Social support for reforms under Jamaica's economic support programme with the International Monetary Fund (IMF) and the tight fiscal stance being undertaken by the government may falter without a significant movement in economic activity.
Despite improved business and consumer sentiments, concrete evidence of a robust growth pickup is yet to be seen, the IMF said in approving the eighth review under the extended fund facility this week.
"Although risks to the programme are slowly receding, they remain high," the IMF said, adding, "without stronger economic activity, social support for the demanding reform programme may falter".
It added that external financial flows could be affected by exogenous shocks, notably higher United States interest rates or changes in PetroCaribe flows.
"Continued weakness in budget revenue could jeopardise the sustainability of the fiscal consolidation over a longer horizon. Vulnerabilities in the financial system are temporarily elevated due to the securities dealers sector transitioning to a new business model and the domestic government bond market remaining frozen," it said.
In its Spring 2015 economic update subtitled Jamaica: Sustained Adjustment, Fragile Recovery, released last week, the World Bank said that while the US$800 million sovereign bond issue in 2014 re-established access to international debt markets, the government remained locked out from internal financing as the market for government paper continued to be frozen.
However, it said that as risk spreads continues to decline and the IMF programme progresses successfully, it is expected that the domestic bond market would become active again.
The World Bank also noted that the government continues to benefit from a parliamentary majority, but the impact of difficult reforms is beginning to take its toll.
It said the People's National Party's (PNP) previously strong approval ratings have eroded amid fiscal austerity, a weak economy, high unemployment and steep crime rates.
"The opposition Jamaica Labour Party has benefited as evidenced by a strong lead in public opinion polls," the World Bank said.
"However, internal party issues may prevent it from sustaining this lead in the run-up to the next elections, due before end-2016. The PNP administration may be forced to increase social spending before the elections, despite its commitment, so far, to an austerity programme," it added.
In its outlook for Jamaica, the World Bank said that even though real gross domestic product (GDP) growth was low in 2014/15, the transitory nature of the drought the island experienced last year implies that growth could pick up to 1.5 per cent in 2015/16.
Growth, it said, will be driven by private investment, increased dynamism in the export sector and some increase in private consumption as business and consumer confidence rise with each successful review of the IMF supported programme.
As fiscal space is regained, more expenditure could be targeted towards capital accumulation, yielding higher growth in the medium to long term, the bank said.
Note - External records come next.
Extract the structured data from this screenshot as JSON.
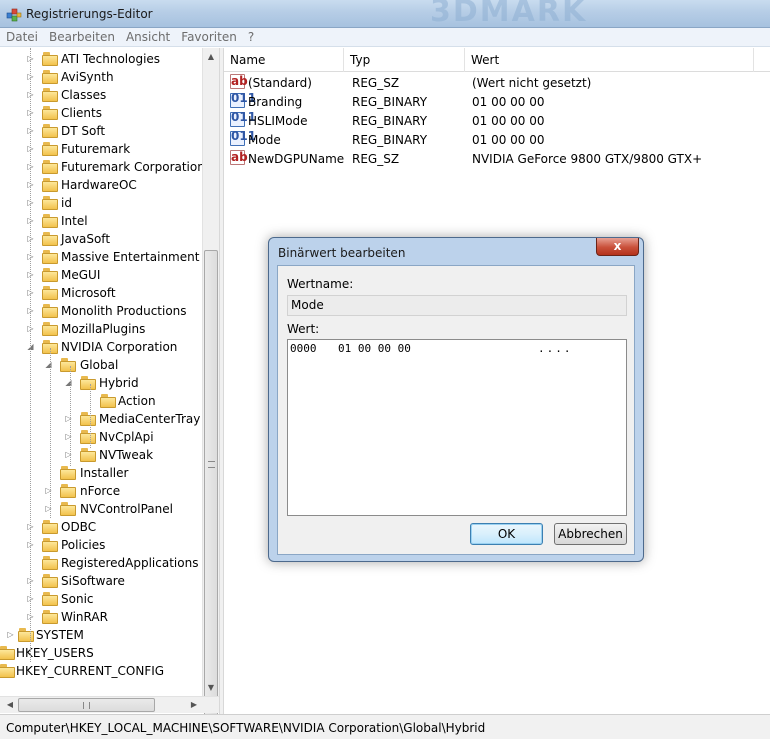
{
  "window": {
    "title": "Registrierungs-Editor"
  },
  "menu": [
    "Datei",
    "Bearbeiten",
    "Ansicht",
    "Favoriten",
    "?"
  ],
  "tree": [
    {
      "label": "ATI Technologies",
      "level": 2,
      "expander": "collapsed"
    },
    {
      "label": "AviSynth",
      "level": 2,
      "expander": "collapsed"
    },
    {
      "label": "Classes",
      "level": 2,
      "expander": "collapsed"
    },
    {
      "label": "Clients",
      "level": 2,
      "expander": "collapsed"
    },
    {
      "label": "DT Soft",
      "level": 2,
      "expander": "collapsed"
    },
    {
      "label": "Futuremark",
      "level": 2,
      "expander": "collapsed"
    },
    {
      "label": "Futuremark Corporation",
      "level": 2,
      "expander": "collapsed"
    },
    {
      "label": "HardwareOC",
      "level": 2,
      "expander": "collapsed"
    },
    {
      "label": "id",
      "level": 2,
      "expander": "collapsed"
    },
    {
      "label": "Intel",
      "level": 2,
      "expander": "collapsed"
    },
    {
      "label": "JavaSoft",
      "level": 2,
      "expander": "collapsed"
    },
    {
      "label": "Massive Entertainment AB",
      "level": 2,
      "expander": "collapsed"
    },
    {
      "label": "MeGUI",
      "level": 2,
      "expander": "collapsed"
    },
    {
      "label": "Microsoft",
      "level": 2,
      "expander": "collapsed"
    },
    {
      "label": "Monolith Productions",
      "level": 2,
      "expander": "collapsed"
    },
    {
      "label": "MozillaPlugins",
      "level": 2,
      "expander": "collapsed"
    },
    {
      "label": "NVIDIA Corporation",
      "level": 2,
      "expander": "expanded"
    },
    {
      "label": "Global",
      "level": 3,
      "expander": "expanded"
    },
    {
      "label": "Hybrid",
      "level": 4,
      "expander": "expanded"
    },
    {
      "label": "Action",
      "level": 5,
      "expander": "none"
    },
    {
      "label": "MediaCenterTray",
      "level": 4,
      "expander": "collapsed"
    },
    {
      "label": "NvCplApi",
      "level": 4,
      "expander": "collapsed"
    },
    {
      "label": "NVTweak",
      "level": 4,
      "expander": "collapsed"
    },
    {
      "label": "Installer",
      "level": 3,
      "expander": "none"
    },
    {
      "label": "nForce",
      "level": 3,
      "expander": "collapsed"
    },
    {
      "label": "NVControlPanel",
      "level": 3,
      "expander": "collapsed"
    },
    {
      "label": "ODBC",
      "level": 2,
      "expander": "collapsed"
    },
    {
      "label": "Policies",
      "level": 2,
      "expander": "collapsed"
    },
    {
      "label": "RegisteredApplications",
      "level": 2,
      "expander": "none"
    },
    {
      "label": "SiSoftware",
      "level": 2,
      "expander": "collapsed"
    },
    {
      "label": "Sonic",
      "level": 2,
      "expander": "collapsed"
    },
    {
      "label": "WinRAR",
      "level": 2,
      "expander": "collapsed"
    },
    {
      "label": "SYSTEM",
      "level": 1,
      "expander": "collapsed"
    },
    {
      "label": "HKEY_USERS",
      "level": 0,
      "expander": "collapsed"
    },
    {
      "label": "HKEY_CURRENT_CONFIG",
      "level": 0,
      "expander": "collapsed"
    }
  ],
  "list": {
    "columns": [
      "Name",
      "Typ",
      "Wert"
    ],
    "rows": [
      {
        "icon": "string-value-icon",
        "name": "(Standard)",
        "type": "REG_SZ",
        "value": "(Wert nicht gesetzt)"
      },
      {
        "icon": "binary-value-icon",
        "name": "Branding",
        "type": "REG_BINARY",
        "value": "01 00 00 00"
      },
      {
        "icon": "binary-value-icon",
        "name": "HSLIMode",
        "type": "REG_BINARY",
        "value": "01 00 00 00"
      },
      {
        "icon": "binary-value-icon",
        "name": "Mode",
        "type": "REG_BINARY",
        "value": "01 00 00 00"
      },
      {
        "icon": "string-value-icon",
        "name": "NewDGPUName",
        "type": "REG_SZ",
        "value": "NVIDIA GeForce 9800 GTX/9800 GTX+"
      }
    ]
  },
  "status": {
    "path": "Computer\\HKEY_LOCAL_MACHINE\\SOFTWARE\\NVIDIA Corporation\\Global\\Hybrid"
  },
  "dialog": {
    "title": "Binärwert bearbeiten",
    "close_label": "x",
    "name_label": "Wertname:",
    "name_value": "Mode",
    "value_label": "Wert:",
    "hex_offset": "0000",
    "hex_bytes": "01 00 00 00",
    "hex_ascii": "....",
    "ok_label": "OK",
    "cancel_label": "Abbrechen"
  },
  "icons": {
    "app": "registry-editor-icon",
    "folder": "folder-icon",
    "expand": "expander-triangle-icon",
    "close": "close-icon"
  },
  "colors": {
    "title_bar": "#b6cde6",
    "dialog_frame": "#bcd2eb",
    "close_button": "#c9503a",
    "folder": "#f2c24c",
    "ok_button": "#bee6fd"
  }
}
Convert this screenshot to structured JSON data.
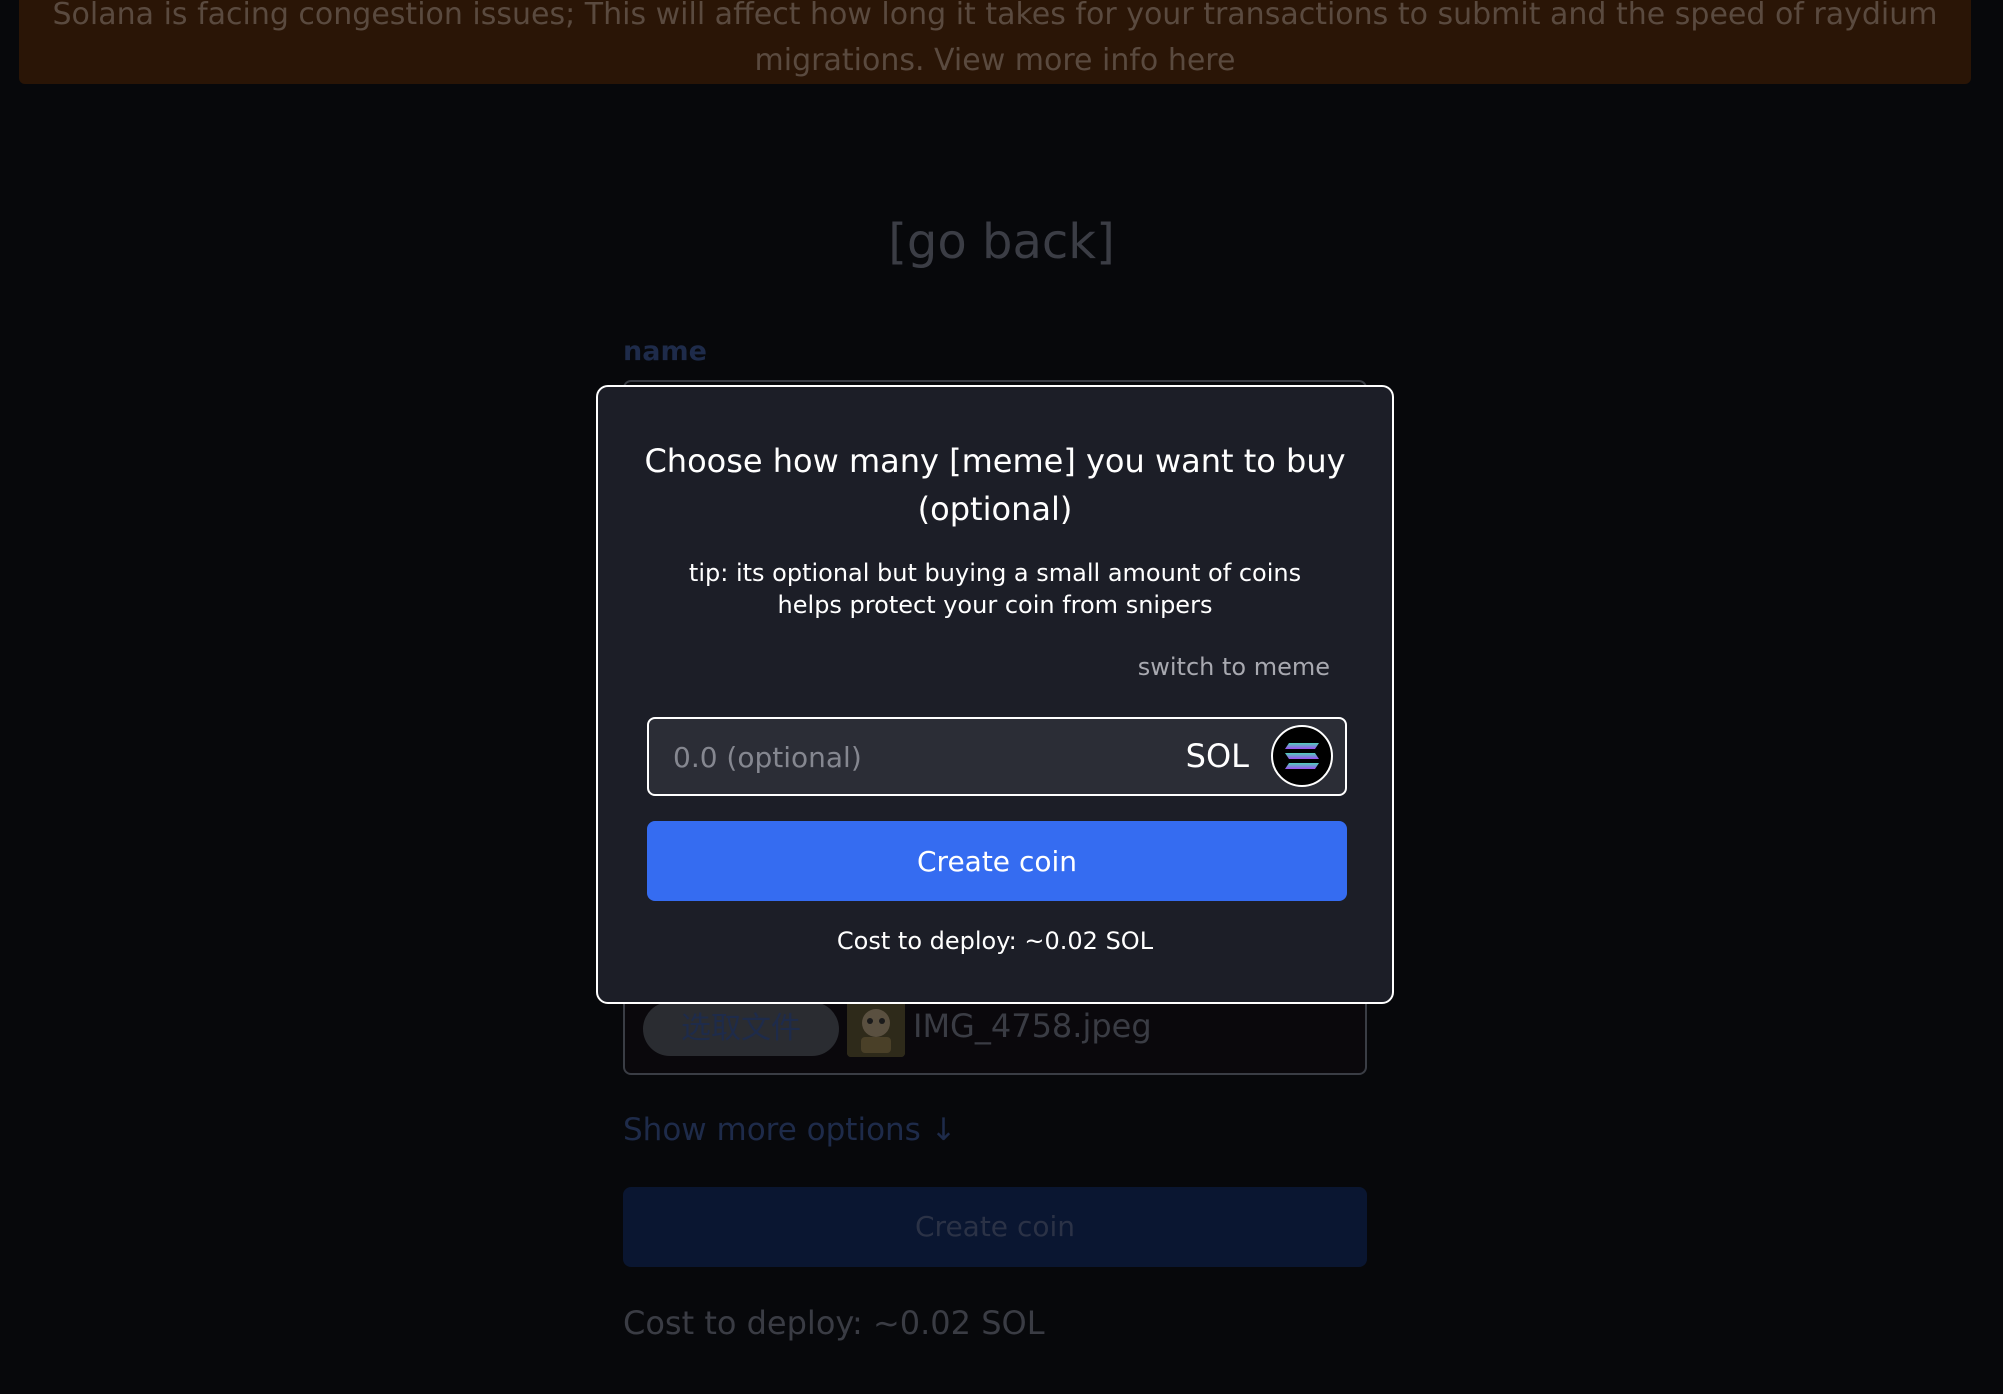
{
  "banner": {
    "message": "Solana is facing congestion issues; This will affect how long it takes for your transactions to submit and the speed of raydium migrations.",
    "link_text": "View more info here"
  },
  "background_form": {
    "go_back": "[go back]",
    "name_label": "name",
    "file_button": "选取文件",
    "file_name": "IMG_4758.jpeg",
    "more_options": "Show more options ↓",
    "create_button": "Create coin",
    "cost": "Cost to deploy: ~0.02 SOL"
  },
  "modal": {
    "title": "Choose how many [meme] you want to buy (optional)",
    "tip": "tip: its optional but buying a small amount of coins helps protect your coin from snipers",
    "switch_link": "switch to meme",
    "amount_placeholder": "0.0 (optional)",
    "currency": "SOL",
    "currency_icon": "solana-icon",
    "create_button": "Create coin",
    "cost": "Cost to deploy: ~0.02 SOL"
  },
  "colors": {
    "accent": "#356cf1",
    "modal_bg": "#1c1e27",
    "page_bg": "#07080b"
  }
}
Lower oil prices and the recovery of the United States economy will also help Jamaica grow in the medium term, it said.
The World Bank said Jamaica's growth outlook would largely depend on the country's ability to remain on track with its structural reforms which, coupled with continued progress under the IMF-supported programme, would help attract the lumpy infrastructure investments needed to support the logistics hub initiative, the government's key growth programme.
Reforms that would reduce the regulatory constraints to investment, while strengthening competitiveness and improving transparency, would go a long way to help secure those deals, the bank said.
Noting that global developments, including the recent decline in the price of oil, will have a mixed impact on the local economy, the bank said, in the medium term, the recovery of the United States economy will imply higher demand for Jamaican exports.
However, an increase in United States interest rates could divert capital flows to developed economies and possibly reduce financing available for Jamaica as investor appetite for emerging market debt decreases.
The bank said Jamaica's growth forecast is subject to considerable risks. A key challenge, it said, is to generate sufficient growth to more than offset the contractionary impact of the ongoing fiscal consolidation.
Fiscal consolidation, in turn, needs to rely more on revenue generation which has been difficult in a low-growth environment.
The World Bank said continued expenditure restraint will become difficult, especially as the 2016 election deadline approaches.
Jamaica's large amortisation needs - averaging about US$1.4 billion, annually, between 2017/18 and 2019/20 - create significant refinancing risks and necessitate continued strong access to international and domestic capital markets, the latter remaining frozen since the domestic debt exchange in 2013.